I've left a brief discussion of the firing harness aside, because with this we've pretty much exhausted what the documentary has to say about Halstead. It is off to the Montebellos to trace their transformation from a "wasteland of salt bush and spinifex" into an appropriately instrumented site for a high technology demonstration. More than twenty minutes will be spent on this transformation, and the collision of a HMS Campania's "cargo of boffins" with an RAAF airfield construction squadron in the far Outback. 

It seems, very briefly in the first eight minutes of the documentary, that we might have a through line of craft skill and science substitution for the brute force of the Manhattan Project. It is a version of the story that we are largely denied by the secrecy as a whole, but it is clearly not just me hallucinating it, since Aylen makes the same point. 

The temptation here, which is very present in the official historians, is to see the bomb manufacturing complex as a black box producing an atomic instrumentality that exists to enable debates over policy and delivery vehicles. Going forward into the high Cold War, when an unlimited number of reliable bombs are taken for granted, that may be fair. But it is clearly not what the Labour deterrent is about. The existence of a British bomb was by no means a forgone conclusion. It could easily not have happened. Nor was the effort to create it without consequences, even outside nuclear industry. 

I say that boldly, without much of a sense of what those consequences were. All that I can say, in the moment, in February of 1951, is that again, it matters that it is still a  Labour project.



  1. Yeah, no.

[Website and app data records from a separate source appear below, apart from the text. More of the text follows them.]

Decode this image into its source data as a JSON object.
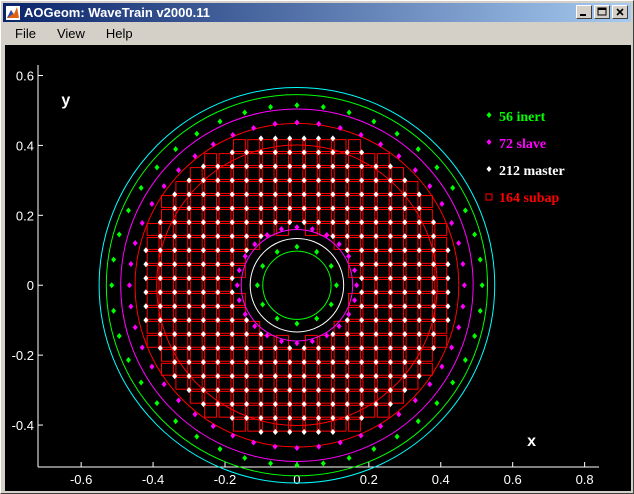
{
  "window": {
    "title": "AOGeom: WaveTrain v2000.11",
    "minimize_label": "_",
    "maximize_label": "□",
    "close_label": "×"
  },
  "menu": {
    "items": [
      {
        "label": "File"
      },
      {
        "label": "View"
      },
      {
        "label": "Help"
      }
    ]
  },
  "chart_data": {
    "type": "scatter",
    "title": "",
    "xlabel": "x",
    "ylabel": "y",
    "xlim": [
      -0.72,
      0.84
    ],
    "ylim": [
      -0.52,
      0.63
    ],
    "x_ticks": [
      -0.6,
      -0.4,
      -0.2,
      0,
      0.2,
      0.4,
      0.6,
      0.8
    ],
    "x_tick_labels": [
      "-0.6",
      "-0.4",
      "-0.2",
      "0",
      "0.2",
      "0.4",
      "0.6",
      "0.8"
    ],
    "y_ticks": [
      -0.4,
      -0.2,
      0,
      0.2,
      0.4,
      0.6
    ],
    "y_tick_labels": [
      "-0.4",
      "-0.2",
      "0",
      "0.2",
      "0.4",
      "0.6"
    ],
    "grid": false,
    "legend_placement": "top-right",
    "background": "#000000",
    "axis_color": "#ffffff",
    "series": [
      {
        "name": "56 inert",
        "marker": "diamond",
        "color": "#00ff00",
        "count": 56
      },
      {
        "name": "72 slave",
        "marker": "diamond",
        "color": "#ff00ff",
        "count": 72
      },
      {
        "name": "212 master",
        "marker": "diamond",
        "color": "#ffffff",
        "count": 212
      },
      {
        "name": "164 subap",
        "marker": "square",
        "color": "#ff0000",
        "count": 164
      }
    ],
    "circles": [
      {
        "radius": 0.55,
        "color": "#00ffff"
      },
      {
        "radius": 0.53,
        "color": "#00ff00"
      },
      {
        "radius": 0.49,
        "color": "#ff00ff"
      },
      {
        "radius": 0.45,
        "color": "#ff0000"
      },
      {
        "radius": 0.39,
        "color": "#ff0000"
      },
      {
        "radius": 0.155,
        "color": "#ff00ff"
      },
      {
        "radius": 0.13,
        "color": "#ffffff"
      },
      {
        "radius": 0.095,
        "color": "#00ff00"
      }
    ],
    "actuator_pitch": 0.04,
    "master_outer_radius": 0.435,
    "master_inner_radius": 0.17,
    "slave_outer_radius": 0.48,
    "slave_inner_radius": 0.2,
    "inert_outer_radius": 0.515,
    "inert_inner_radius": 0.1
  }
}
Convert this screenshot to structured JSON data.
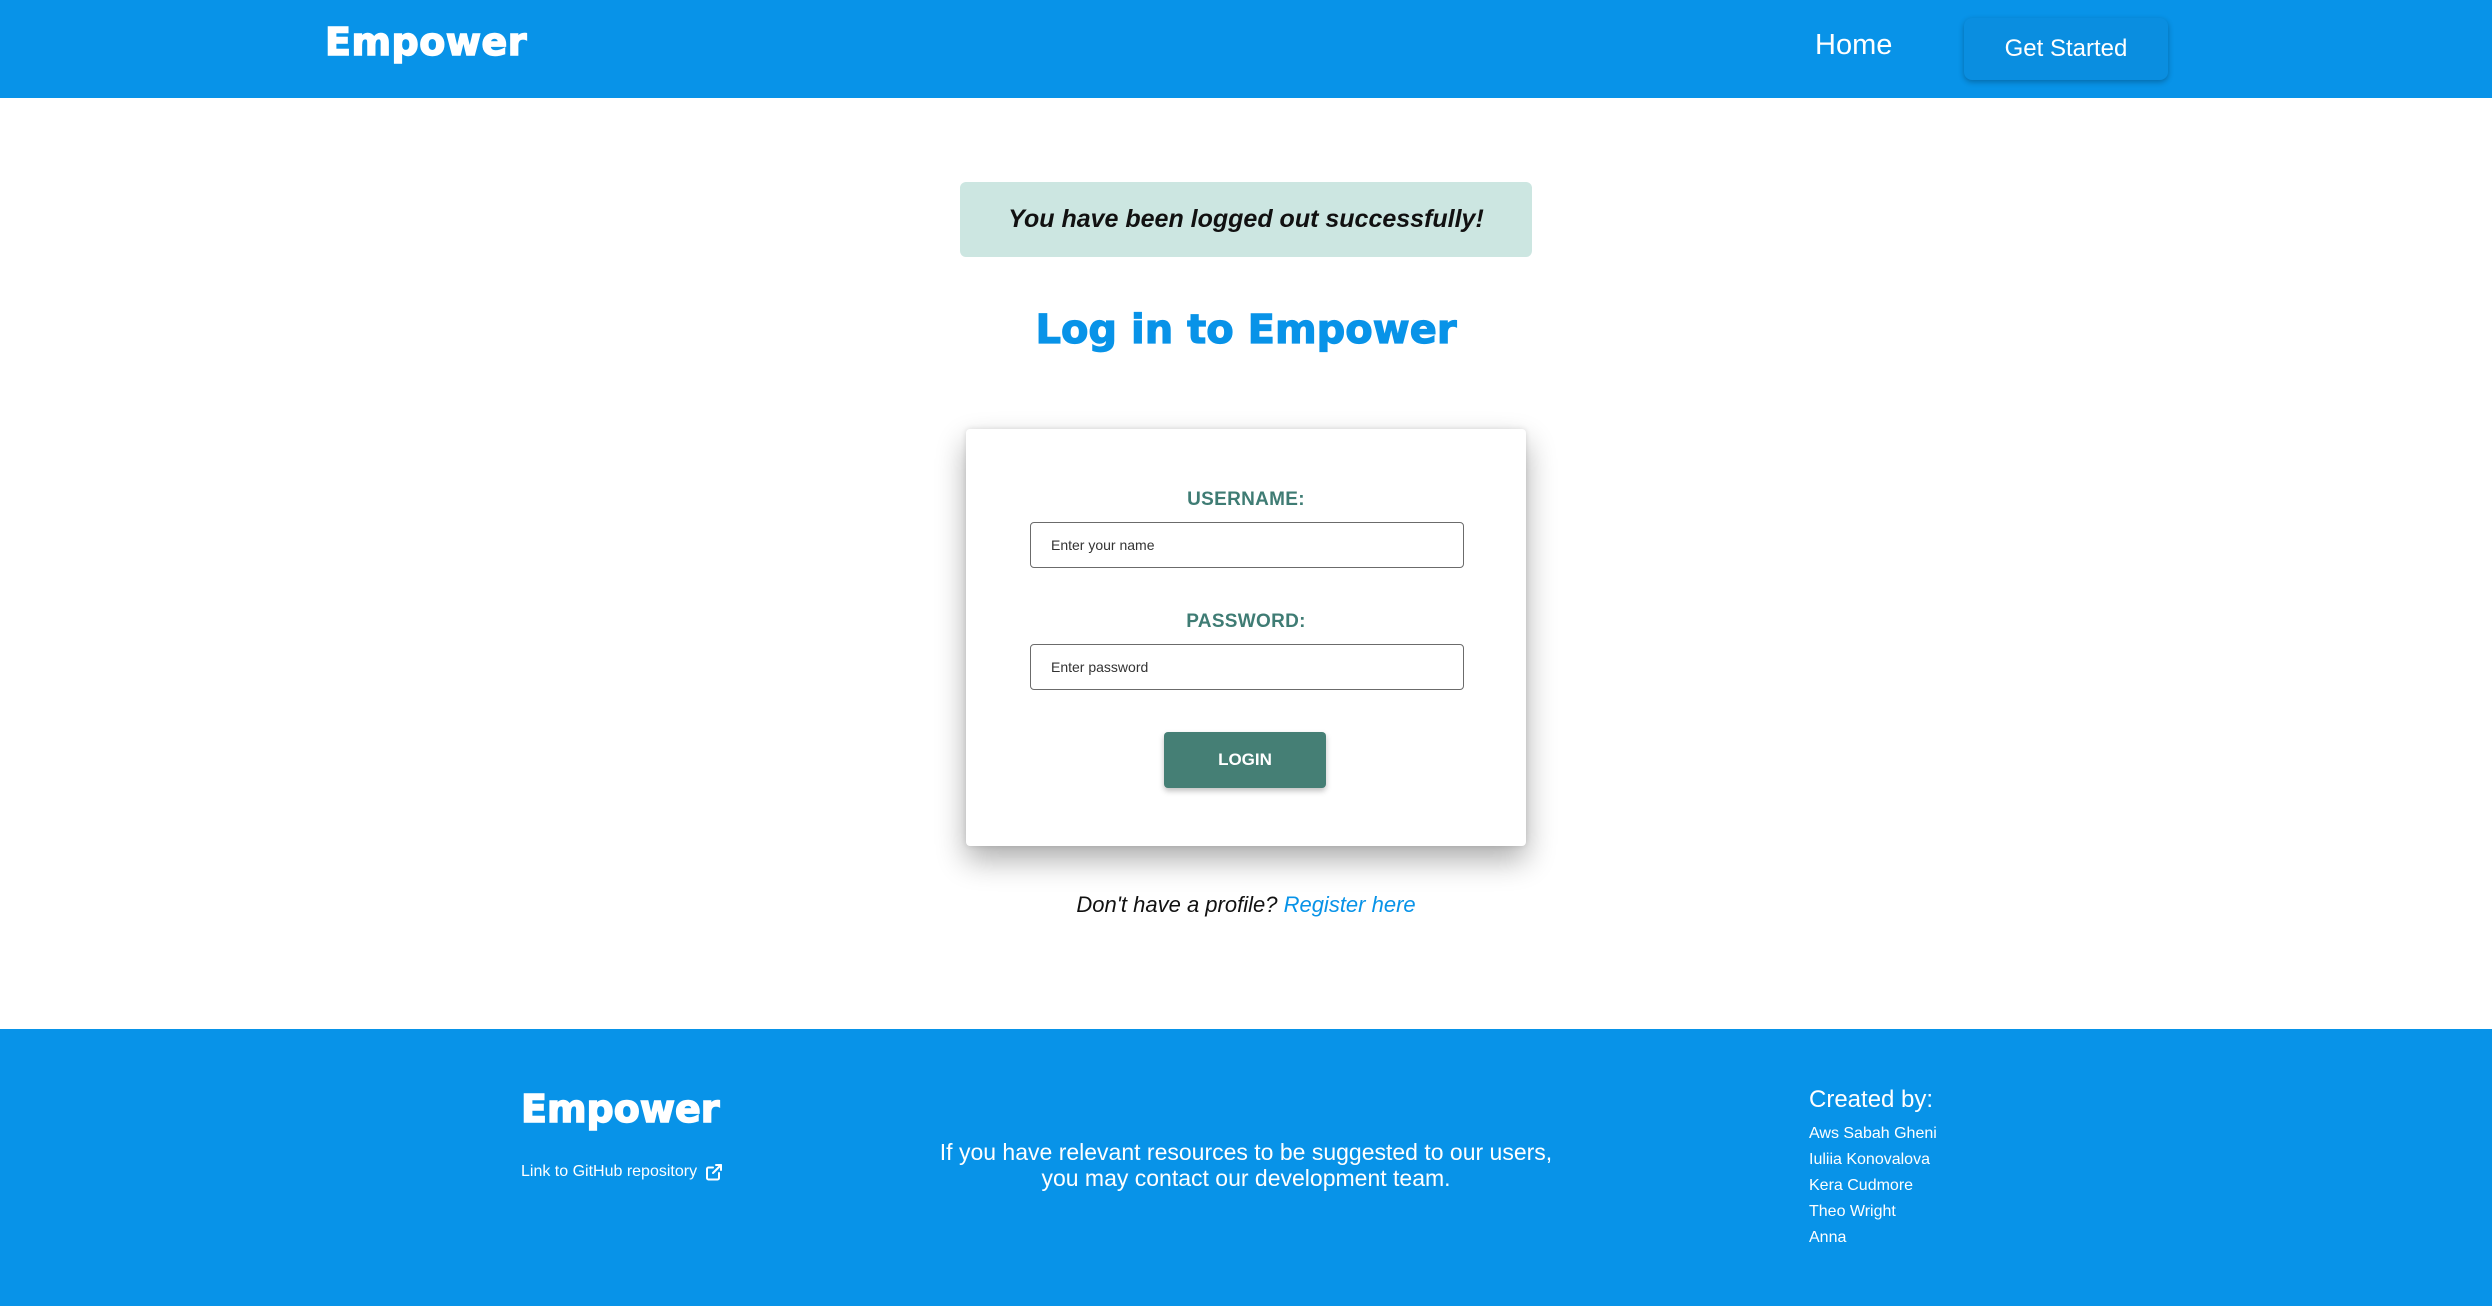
{
  "header": {
    "brand": "Empower",
    "nav_home": "Home",
    "get_started": "Get Started"
  },
  "alert": {
    "message": "You have been logged out successfully!"
  },
  "page": {
    "title": "Log in to Empower"
  },
  "form": {
    "username_label": "USERNAME:",
    "username_placeholder": "Enter your name",
    "password_label": "PASSWORD:",
    "password_placeholder": "Enter password",
    "login_label": "LOGIN"
  },
  "register": {
    "prompt": "Don't have a profile?",
    "link": "Register here"
  },
  "footer": {
    "brand": "Empower",
    "github_link": "Link to GitHub repository",
    "contact_line1": "If you have relevant resources to be suggested to our users,",
    "contact_line2": "you may contact our development team.",
    "created_by": "Created by:",
    "creators": [
      "Aws Sabah Gheni",
      "Iuliia Konovalova",
      "Kera Cudmore",
      "Theo Wright",
      "Anna"
    ]
  },
  "colors": {
    "brand_blue": "#0893e8",
    "teal_label": "#3f7c74",
    "button_green": "#457f75",
    "alert_bg": "#cce6e1"
  },
  "icons": {
    "github_link_icon": "external-link-icon"
  }
}
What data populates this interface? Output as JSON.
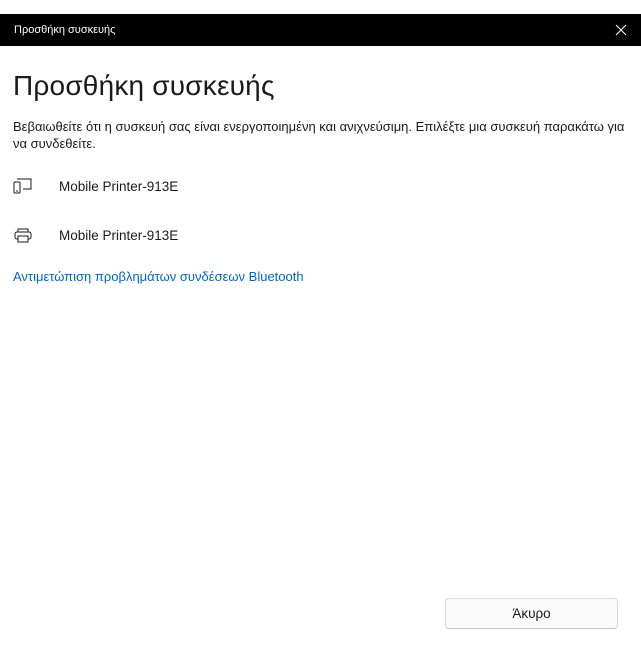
{
  "titlebar": {
    "title": "Προσθήκη συσκευής"
  },
  "main": {
    "heading": "Προσθήκη συσκευής",
    "description": "Βεβαιωθείτε ότι η συσκευή σας είναι ενεργοποιημένη και ανιχνεύσιμη. Επιλέξτε μια συσκευή παρακάτω για να συνδεθείτε.",
    "devices": [
      {
        "icon": "phone-device-icon",
        "label": "Mobile Printer-913E"
      },
      {
        "icon": "printer-icon",
        "label": "Mobile Printer-913E"
      }
    ],
    "troubleshoot_link": "Αντιμετώπιση προβλημάτων συνδέσεων Bluetooth"
  },
  "footer": {
    "cancel_label": "Άκυρο"
  },
  "colors": {
    "titlebar_bg": "#000000",
    "link": "#0067c0",
    "text": "#1a1a1a"
  }
}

  2. Oops! I was vaguely aware of the constitutional crisis but honestly had no idea of the context. Also, "ended military conscription." Australia had conscription as late as the Seventies?